The chain’s distinctive color and shaping are meant to help with the shifting. The color is blingy, but there’s a purpose behind the flash. Titanium Nitride is supposed to make the plates more slippery by allowing the surface to hold lubricants better. When you get the chain, the rollers appear to have the same finish, but that wears off in a few rides. The X shape on the side plates, which highlights the chamfering (beveled edges) on both the inner and outer plates, is likewise supposed to speed shifting.
While this has been a fairly dry summer for us, the chain does seem to hold lube. Hard to say if its better than other chains, but the chain went through a few rains and several rinsings before we lubed for the first time. And that was after about 1,000 miles of use. We’ve ridden in the rain a few times since, but it seems to be holding, though we lubed it again, just to make it appear a bit cleaner.
When lubed, the shifting seems crisp and quiet, and we’ve used several different cassettes with the chain and shifting was good on all of them. The only problem was finding out that two cassettes were worn out and in need of replacement.
It appears that there was some concern that earlier iterations of this chain did not last long. We’re at around 1400 miles thusfar and figure it will probably be ready for replacing in 600 miles or thereabouts.
The bling is something we noticed the first few rides, and after that, largely forgot about it. But people do notice it, and comment on it, approvingly.

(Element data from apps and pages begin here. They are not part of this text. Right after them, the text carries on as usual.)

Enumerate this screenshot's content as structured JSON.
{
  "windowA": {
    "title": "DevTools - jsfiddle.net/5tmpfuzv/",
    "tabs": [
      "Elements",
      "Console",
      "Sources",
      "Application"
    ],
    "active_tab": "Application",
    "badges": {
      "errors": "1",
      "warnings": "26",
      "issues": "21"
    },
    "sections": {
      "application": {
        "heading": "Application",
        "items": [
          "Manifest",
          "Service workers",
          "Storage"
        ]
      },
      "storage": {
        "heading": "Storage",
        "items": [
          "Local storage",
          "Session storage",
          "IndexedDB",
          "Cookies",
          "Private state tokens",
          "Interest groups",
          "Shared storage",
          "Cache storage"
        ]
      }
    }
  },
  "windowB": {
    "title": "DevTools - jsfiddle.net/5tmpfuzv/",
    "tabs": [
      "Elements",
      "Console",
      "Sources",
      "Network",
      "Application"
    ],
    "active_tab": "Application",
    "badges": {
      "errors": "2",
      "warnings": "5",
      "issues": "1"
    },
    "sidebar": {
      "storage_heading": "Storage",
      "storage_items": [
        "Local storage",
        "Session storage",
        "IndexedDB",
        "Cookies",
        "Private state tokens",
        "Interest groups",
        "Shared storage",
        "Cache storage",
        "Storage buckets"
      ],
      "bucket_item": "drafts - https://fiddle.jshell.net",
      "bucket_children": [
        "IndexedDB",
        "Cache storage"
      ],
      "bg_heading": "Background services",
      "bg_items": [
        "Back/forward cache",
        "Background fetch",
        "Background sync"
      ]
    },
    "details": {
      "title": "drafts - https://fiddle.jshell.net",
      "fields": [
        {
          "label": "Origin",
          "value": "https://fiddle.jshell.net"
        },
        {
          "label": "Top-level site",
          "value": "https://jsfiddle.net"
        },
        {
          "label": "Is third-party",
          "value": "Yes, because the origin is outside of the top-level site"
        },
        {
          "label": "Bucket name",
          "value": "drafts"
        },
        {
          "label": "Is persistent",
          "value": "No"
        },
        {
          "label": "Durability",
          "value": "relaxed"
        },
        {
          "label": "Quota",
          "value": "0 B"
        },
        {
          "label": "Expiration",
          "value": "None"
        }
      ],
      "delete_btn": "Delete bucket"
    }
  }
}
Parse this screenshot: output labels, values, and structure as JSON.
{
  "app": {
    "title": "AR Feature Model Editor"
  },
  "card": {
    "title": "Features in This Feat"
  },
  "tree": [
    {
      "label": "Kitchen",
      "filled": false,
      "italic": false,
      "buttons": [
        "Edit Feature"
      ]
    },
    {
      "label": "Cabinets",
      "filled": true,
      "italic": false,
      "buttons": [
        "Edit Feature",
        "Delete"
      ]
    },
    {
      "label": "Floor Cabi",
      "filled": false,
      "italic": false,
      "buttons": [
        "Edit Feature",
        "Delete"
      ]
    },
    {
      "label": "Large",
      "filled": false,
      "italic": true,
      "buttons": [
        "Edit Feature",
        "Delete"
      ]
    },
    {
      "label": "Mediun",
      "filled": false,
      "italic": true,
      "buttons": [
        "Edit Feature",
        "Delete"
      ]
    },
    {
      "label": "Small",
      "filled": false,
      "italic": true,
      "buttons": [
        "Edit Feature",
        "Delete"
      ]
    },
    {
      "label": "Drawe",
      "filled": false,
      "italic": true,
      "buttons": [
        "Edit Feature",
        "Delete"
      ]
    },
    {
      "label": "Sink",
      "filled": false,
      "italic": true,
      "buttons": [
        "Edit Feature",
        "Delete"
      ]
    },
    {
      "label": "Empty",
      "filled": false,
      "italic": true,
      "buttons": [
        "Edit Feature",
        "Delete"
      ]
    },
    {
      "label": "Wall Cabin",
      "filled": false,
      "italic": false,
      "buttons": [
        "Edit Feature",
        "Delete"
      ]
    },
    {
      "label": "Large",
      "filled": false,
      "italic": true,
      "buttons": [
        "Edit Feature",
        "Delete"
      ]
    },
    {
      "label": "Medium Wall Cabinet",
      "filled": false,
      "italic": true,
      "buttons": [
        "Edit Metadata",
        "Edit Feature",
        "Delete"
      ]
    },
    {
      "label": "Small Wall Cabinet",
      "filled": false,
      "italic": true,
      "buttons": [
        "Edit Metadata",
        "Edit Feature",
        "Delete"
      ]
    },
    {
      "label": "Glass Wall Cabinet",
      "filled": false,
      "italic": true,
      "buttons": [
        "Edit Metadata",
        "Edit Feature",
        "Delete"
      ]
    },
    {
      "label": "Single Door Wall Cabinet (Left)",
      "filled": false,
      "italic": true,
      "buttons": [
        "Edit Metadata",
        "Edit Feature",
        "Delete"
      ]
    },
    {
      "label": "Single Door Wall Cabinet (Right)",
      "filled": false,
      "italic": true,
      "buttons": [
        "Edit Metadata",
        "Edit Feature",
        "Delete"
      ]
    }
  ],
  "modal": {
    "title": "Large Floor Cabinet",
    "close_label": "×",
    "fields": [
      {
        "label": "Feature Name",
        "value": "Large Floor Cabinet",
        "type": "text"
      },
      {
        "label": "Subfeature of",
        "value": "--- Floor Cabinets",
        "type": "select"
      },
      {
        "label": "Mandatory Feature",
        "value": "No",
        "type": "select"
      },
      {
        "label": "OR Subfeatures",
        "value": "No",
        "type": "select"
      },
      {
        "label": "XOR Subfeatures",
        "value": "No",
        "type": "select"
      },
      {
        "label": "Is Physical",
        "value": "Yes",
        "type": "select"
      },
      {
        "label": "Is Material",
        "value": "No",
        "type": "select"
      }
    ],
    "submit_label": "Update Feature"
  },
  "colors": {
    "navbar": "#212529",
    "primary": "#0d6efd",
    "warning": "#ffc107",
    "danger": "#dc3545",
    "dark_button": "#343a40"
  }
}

The KMC X10SL chain has proven itself to us. This one works as advertised and is a chain that should put KMC on your map as a high-quality option when you wear out your current chain. It’s light and shifts well. And the good looks certainly don’t hurt.